◆ Task objective ◆
Without the pictures, output all of the data exactly.

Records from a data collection
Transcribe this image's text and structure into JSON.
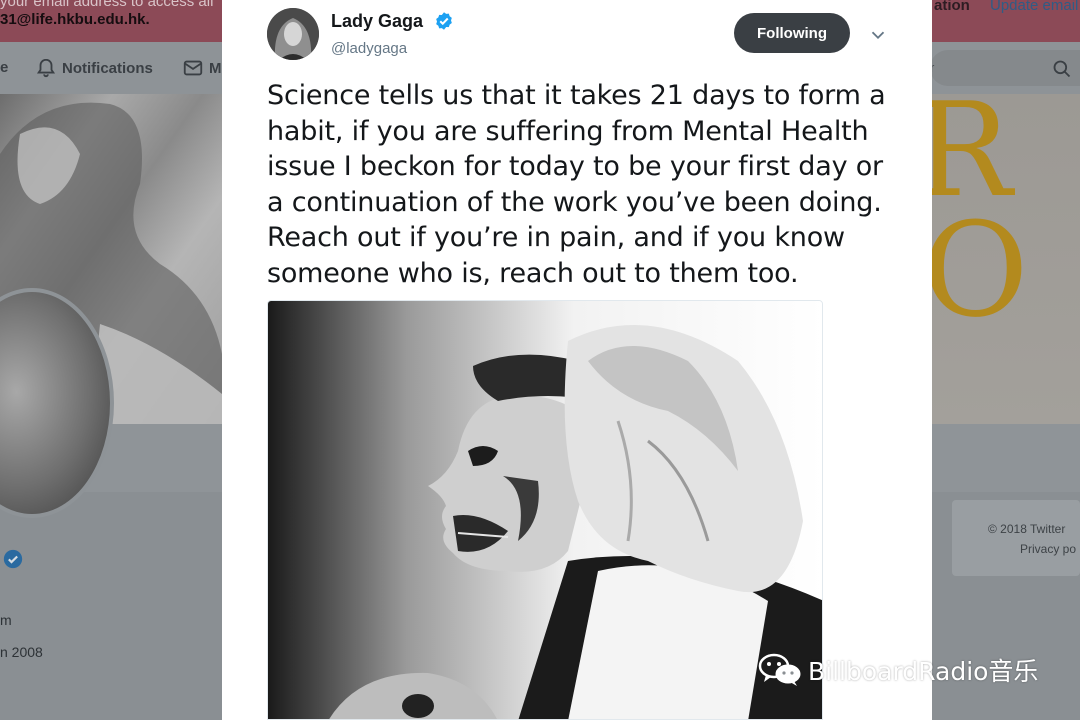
{
  "banner": {
    "line1": "your email address to access all",
    "line2": "31@life.hkbu.edu.hk.",
    "action_partial": "ation",
    "update_email": "Update email"
  },
  "nav": {
    "home_partial": "e",
    "notifications": "Notifications",
    "messages_partial": "M",
    "search_partial": "r"
  },
  "profile": {
    "text1": "m",
    "text2": "n 2008"
  },
  "footer": {
    "copyright": "© 2018 Twitter",
    "privacy": "Privacy po"
  },
  "tweet": {
    "author_name": "Lady Gaga",
    "author_handle": "@ladygaga",
    "follow_label": "Following",
    "text": "Science tells us that it takes 21 days to form a habit, if you are suffering from Mental Health issue I beckon for today to be your first day or a continuation of the work you’ve been doing. Reach out if you’re in pain, and if you know someone who is, reach out to them too."
  },
  "watermark": {
    "text": "BillboardRadio音乐"
  },
  "icons": {
    "verified": "verified-badge-icon",
    "bell": "bell-icon",
    "mail": "mail-icon",
    "search": "search-icon",
    "caret": "chevron-down-icon",
    "wechat": "wechat-icon"
  },
  "colors": {
    "verified_blue": "#1da1f2",
    "follow_button": "#3a3f44",
    "banner": "#8c4a57"
  }
}
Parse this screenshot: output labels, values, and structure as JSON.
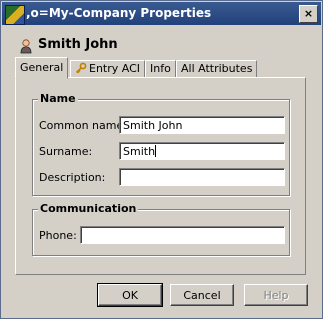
{
  "window": {
    "title": ",o=My-Company Properties",
    "close_glyph": "×",
    "app_icon": "directory-app-icon"
  },
  "header": {
    "user_name": "Smith John",
    "user_icon": "user-icon"
  },
  "tabs": [
    {
      "label": "General",
      "active": true
    },
    {
      "label": "Entry ACI",
      "active": false,
      "icon": "key-icon"
    },
    {
      "label": "Info",
      "active": false
    },
    {
      "label": "All Attributes",
      "active": false
    }
  ],
  "name_group": {
    "title": "Name",
    "common_name": {
      "label": "Common name:",
      "value": "Smith John"
    },
    "surname": {
      "label": "Surname:",
      "value": "Smith"
    },
    "description": {
      "label": "Description:",
      "value": ""
    }
  },
  "communication_group": {
    "title": "Communication",
    "phone": {
      "label": "Phone:",
      "value": ""
    }
  },
  "buttons": {
    "ok": "OK",
    "cancel": "Cancel",
    "help": "Help"
  },
  "colors": {
    "titlebar": "#2c4b85",
    "face": "#d4d0c8"
  }
}
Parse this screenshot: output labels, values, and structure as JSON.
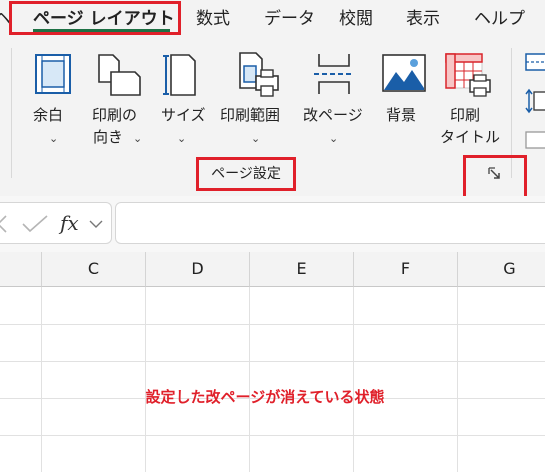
{
  "tabs": {
    "partial_left": "ヘ",
    "active": "ページ レイアウト",
    "items": [
      "数式",
      "データ",
      "校閲",
      "表示",
      "ヘルプ"
    ]
  },
  "ribbon": {
    "buttons": {
      "margins": "余白",
      "orientation_line1": "印刷の",
      "orientation_line2": "向き",
      "size": "サイズ",
      "print_area": "印刷範囲",
      "breaks": "改ページ",
      "background": "背景",
      "print_titles_line1": "印刷",
      "print_titles_line2": "タイトル"
    },
    "group_label": "ページ設定"
  },
  "formula_bar": {
    "fx": "fx"
  },
  "grid": {
    "columns": [
      "C",
      "D",
      "E",
      "F",
      "G"
    ]
  },
  "annotation": "設定した改ページが消えている状態",
  "colors": {
    "highlight": "#e0202a",
    "tab_underline": "#1e7145",
    "ribbon_bg": "#f3f3f3"
  }
}
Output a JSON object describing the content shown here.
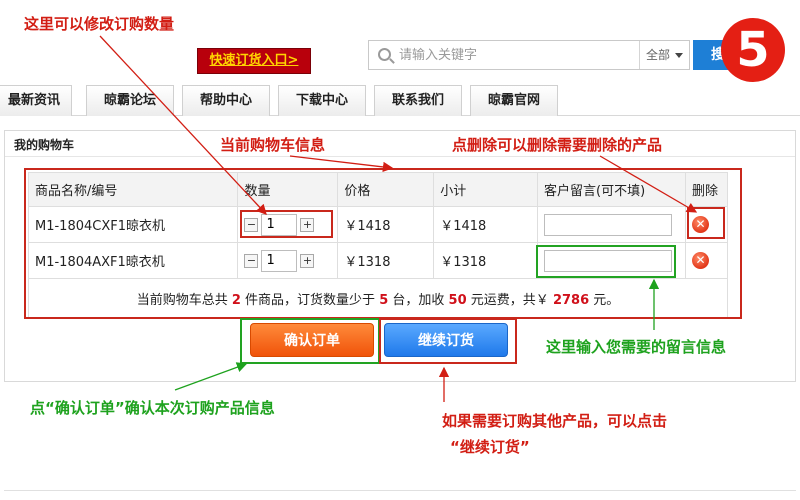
{
  "header": {
    "quick_order_label": "快速订货入口>",
    "search_placeholder": "请输入关键字",
    "search_scope": "全部",
    "search_button": "搜",
    "step_number": "5"
  },
  "nav": {
    "tabs": [
      {
        "label": "最新资讯"
      },
      {
        "label": "晾霸论坛"
      },
      {
        "label": "帮助中心"
      },
      {
        "label": "下载中心"
      },
      {
        "label": "联系我们"
      },
      {
        "label": "晾霸官网"
      }
    ]
  },
  "cart": {
    "title": "我的购物车",
    "columns": [
      "商品名称/编号",
      "数量",
      "价格",
      "小计",
      "客户留言(可不填)",
      "删除"
    ],
    "rows": [
      {
        "name": "M1-1804CXF1晾衣机",
        "qty": "1",
        "price": "￥1418",
        "subtotal": "￥1418",
        "note": ""
      },
      {
        "name": "M1-1804AXF1晾衣机",
        "qty": "1",
        "price": "￥1318",
        "subtotal": "￥1318",
        "note": ""
      }
    ],
    "summary": {
      "text1": "当前购物车总共",
      "item_count": "2",
      "text2": "件商品，订货数量少于",
      "min_qty": "5",
      "text3": "台，加收",
      "shipping_fee": "50",
      "text4": "元运费，共￥",
      "total": "2786",
      "text5": "元。"
    },
    "confirm_label": "确认订单",
    "continue_label": "继续订货"
  },
  "annotations": {
    "qty_tip": "这里可以修改订购数量",
    "cart_info_tip": "当前购物车信息",
    "delete_tip": "点删除可以删除需要删除的产品",
    "note_tip": "这里输入您需要的留言信息",
    "confirm_tip": "点“确认订单”确认本次订购产品信息",
    "continue_tip_line1": "如果需要订购其他产品，可以点击",
    "continue_tip_line2": "“继续订货”"
  }
}
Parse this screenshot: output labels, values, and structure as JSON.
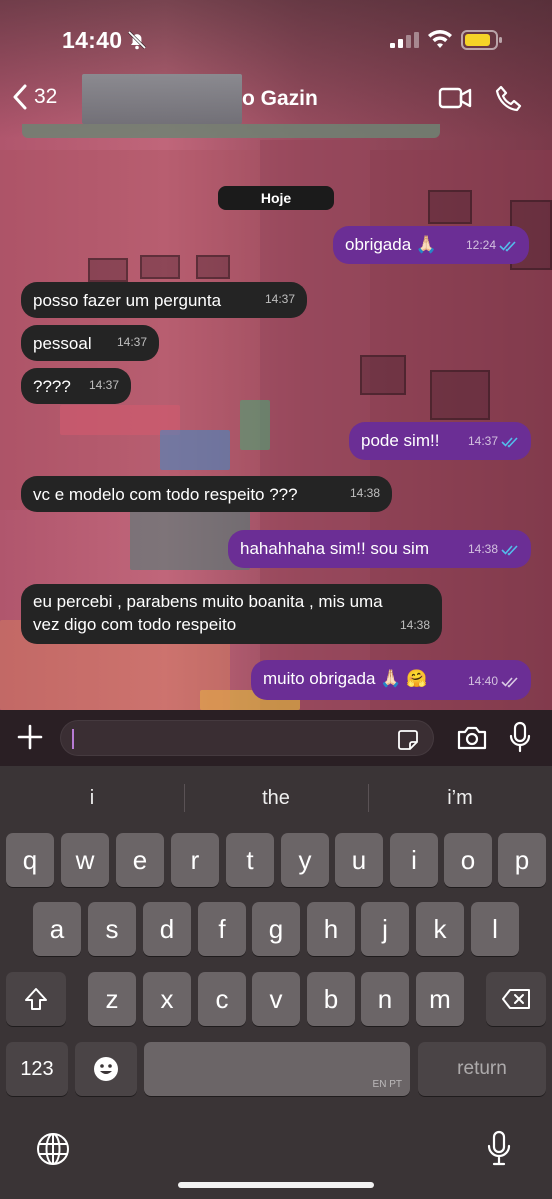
{
  "status_bar": {
    "time": "14:40"
  },
  "header": {
    "back_count": "32",
    "contact_name_visible": "o Gazin"
  },
  "chat": {
    "date_label": "Hoje",
    "messages": [
      {
        "dir": "out",
        "text": "obrigada 🙏🏻",
        "time": "12:24"
      },
      {
        "dir": "in",
        "text": "posso fazer um pergunta",
        "time": "14:37"
      },
      {
        "dir": "in",
        "text": "pessoal",
        "time": "14:37"
      },
      {
        "dir": "in",
        "text": "????",
        "time": "14:37"
      },
      {
        "dir": "out",
        "text": "pode sim!!",
        "time": "14:37"
      },
      {
        "dir": "in",
        "text": "vc e modelo com todo respeito ???",
        "time": "14:38"
      },
      {
        "dir": "out",
        "text": "hahahhaha sim!! sou sim",
        "time": "14:38"
      },
      {
        "dir": "in",
        "text_line1": "eu percebi , parabens muito boanita , mis uma",
        "text_line2": "vez digo com todo respeito",
        "time": "14:38"
      },
      {
        "dir": "out",
        "text": "muito obrigada 🙏🏻 🤗",
        "time": "14:40"
      }
    ]
  },
  "input": {
    "placeholder": ""
  },
  "keyboard": {
    "suggestions": [
      "i",
      "the",
      "i’m"
    ],
    "row1": [
      "q",
      "w",
      "e",
      "r",
      "t",
      "y",
      "u",
      "i",
      "o",
      "p"
    ],
    "row2": [
      "a",
      "s",
      "d",
      "f",
      "g",
      "h",
      "j",
      "k",
      "l"
    ],
    "row3": [
      "z",
      "x",
      "c",
      "v",
      "b",
      "n",
      "m"
    ],
    "numbers_key": "123",
    "space_lang": "EN PT",
    "return_key": "return"
  },
  "colors": {
    "outgoing_bubble": "#6b2e95",
    "incoming_bubble": "#242424",
    "read_ticks": "#53bdeb"
  }
}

◆ Problem solution ◆
Transcribe this image's text and structure into JSON.
{
  "banner": {
    "line1": "your email address to access all",
    "line2": "31@life.hkbu.edu.hk.",
    "action_partial": "ation",
    "update_email": "Update email"
  },
  "nav": {
    "home_partial": "e",
    "notifications": "Notifications",
    "messages_partial": "M",
    "search_partial": "r"
  },
  "profile": {
    "text1": "m",
    "text2": "n 2008"
  },
  "footer": {
    "copyright": "© 2018 Twitter",
    "privacy": "Privacy po"
  },
  "tweet": {
    "author_name": "Lady Gaga",
    "author_handle": "@ladygaga",
    "follow_label": "Following",
    "text": "Science tells us that it takes 21 days to form a habit, if you are suffering from Mental Health issue I beckon for today to be your first day or a continuation of the work you’ve been doing. Reach out if you’re in pain, and if you know someone who is, reach out to them too."
  },
  "watermark": {
    "text": "BillboardRadio音乐"
  },
  "icons": {
    "verified": "verified-badge-icon",
    "bell": "bell-icon",
    "mail": "mail-icon",
    "search": "search-icon",
    "caret": "chevron-down-icon",
    "wechat": "wechat-icon"
  },
  "colors": {
    "verified_blue": "#1da1f2",
    "follow_button": "#3a3f44",
    "banner": "#8c4a57"
  }
}
Parse this screenshot: output labels, values, and structure as JSON.
{
  "window": {
    "title": ",o=My-Company Properties",
    "close_glyph": "×",
    "app_icon": "directory-app-icon"
  },
  "header": {
    "user_name": "Smith John",
    "user_icon": "user-icon"
  },
  "tabs": [
    {
      "label": "General",
      "active": true
    },
    {
      "label": "Entry ACI",
      "active": false,
      "icon": "key-icon"
    },
    {
      "label": "Info",
      "active": false
    },
    {
      "label": "All Attributes",
      "active": false
    }
  ],
  "name_group": {
    "title": "Name",
    "common_name": {
      "label": "Common name:",
      "value": "Smith John"
    },
    "surname": {
      "label": "Surname:",
      "value": "Smith"
    },
    "description": {
      "label": "Description:",
      "value": ""
    }
  },
  "communication_group": {
    "title": "Communication",
    "phone": {
      "label": "Phone:",
      "value": ""
    }
  },
  "buttons": {
    "ok": "OK",
    "cancel": "Cancel",
    "help": "Help"
  },
  "colors": {
    "titlebar": "#2c4b85",
    "face": "#d4d0c8"
  }
}
Parse this screenshot: output labels, values, and structure as JSON.
{
  "tabs": {
    "partial_left": "ヘ",
    "active": "ページ レイアウト",
    "items": [
      "数式",
      "データ",
      "校閲",
      "表示",
      "ヘルプ"
    ]
  },
  "ribbon": {
    "buttons": {
      "margins": "余白",
      "orientation_line1": "印刷の",
      "orientation_line2": "向き",
      "size": "サイズ",
      "print_area": "印刷範囲",
      "breaks": "改ページ",
      "background": "背景",
      "print_titles_line1": "印刷",
      "print_titles_line2": "タイトル"
    },
    "group_label": "ページ設定"
  },
  "formula_bar": {
    "fx": "fx"
  },
  "grid": {
    "columns": [
      "C",
      "D",
      "E",
      "F",
      "G"
    ]
  },
  "annotation": "設定した改ページが消えている状態",
  "colors": {
    "highlight": "#e0202a",
    "tab_underline": "#1e7145",
    "ribbon_bg": "#f3f3f3"
  }
}
Output a JSON object describing the content shown here.
{
  "header": {
    "quick_order_label": "快速订货入口>",
    "search_placeholder": "请输入关键字",
    "search_scope": "全部",
    "search_button": "搜",
    "step_number": "5"
  },
  "nav": {
    "tabs": [
      {
        "label": "最新资讯"
      },
      {
        "label": "晾霸论坛"
      },
      {
        "label": "帮助中心"
      },
      {
        "label": "下载中心"
      },
      {
        "label": "联系我们"
      },
      {
        "label": "晾霸官网"
      }
    ]
  },
  "cart": {
    "title": "我的购物车",
    "columns": [
      "商品名称/编号",
      "数量",
      "价格",
      "小计",
      "客户留言(可不填)",
      "删除"
    ],
    "rows": [
      {
        "name": "M1-1804CXF1晾衣机",
        "qty": "1",
        "price": "￥1418",
        "subtotal": "￥1418",
        "note": ""
      },
      {
        "name": "M1-1804AXF1晾衣机",
        "qty": "1",
        "price": "￥1318",
        "subtotal": "￥1318",
        "note": ""
      }
    ],
    "summary": {
      "text1": "当前购物车总共",
      "item_count": "2",
      "text2": "件商品，订货数量少于",
      "min_qty": "5",
      "text3": "台，加收",
      "shipping_fee": "50",
      "text4": "元运费，共￥",
      "total": "2786",
      "text5": "元。"
    },
    "confirm_label": "确认订单",
    "continue_label": "继续订货"
  },
  "annotations": {
    "qty_tip": "这里可以修改订购数量",
    "cart_info_tip": "当前购物车信息",
    "delete_tip": "点删除可以删除需要删除的产品",
    "note_tip": "这里输入您需要的留言信息",
    "confirm_tip": "点“确认订单”确认本次订购产品信息",
    "continue_tip_line1": "如果需要订购其他产品，可以点击",
    "continue_tip_line2": "“继续订货”"
  }
}
Parse this screenshot: output labels, values, and structure as JSON.
{
  "status_bar": {
    "time": "14:40"
  },
  "header": {
    "back_count": "32",
    "contact_name_visible": "o Gazin"
  },
  "chat": {
    "date_label": "Hoje",
    "messages": [
      {
        "dir": "out",
        "text": "obrigada 🙏🏻",
        "time": "12:24"
      },
      {
        "dir": "in",
        "text": "posso fazer um pergunta",
        "time": "14:37"
      },
      {
        "dir": "in",
        "text": "pessoal",
        "time": "14:37"
      },
      {
        "dir": "in",
        "text": "????",
        "time": "14:37"
      },
      {
        "dir": "out",
        "text": "pode sim!!",
        "time": "14:37"
      },
      {
        "dir": "in",
        "text": "vc e modelo com todo respeito ???",
        "time": "14:38"
      },
      {
        "dir": "out",
        "text": "hahahhaha sim!! sou sim",
        "time": "14:38"
      },
      {
        "dir": "in",
        "text_line1": "eu percebi , parabens muito boanita , mis uma",
        "text_line2": "vez digo com todo respeito",
        "time": "14:38"
      },
      {
        "dir": "out",
        "text": "muito obrigada 🙏🏻 🤗",
        "time": "14:40"
      }
    ]
  },
  "input": {
    "placeholder": ""
  },
  "keyboard": {
    "suggestions": [
      "i",
      "the",
      "i’m"
    ],
    "row1": [
      "q",
      "w",
      "e",
      "r",
      "t",
      "y",
      "u",
      "i",
      "o",
      "p"
    ],
    "row2": [
      "a",
      "s",
      "d",
      "f",
      "g",
      "h",
      "j",
      "k",
      "l"
    ],
    "row3": [
      "z",
      "x",
      "c",
      "v",
      "b",
      "n",
      "m"
    ],
    "numbers_key": "123",
    "space_lang": "EN PT",
    "return_key": "return"
  },
  "colors": {
    "outgoing_bubble": "#6b2e95",
    "incoming_bubble": "#242424",
    "read_ticks": "#53bdeb"
  }
}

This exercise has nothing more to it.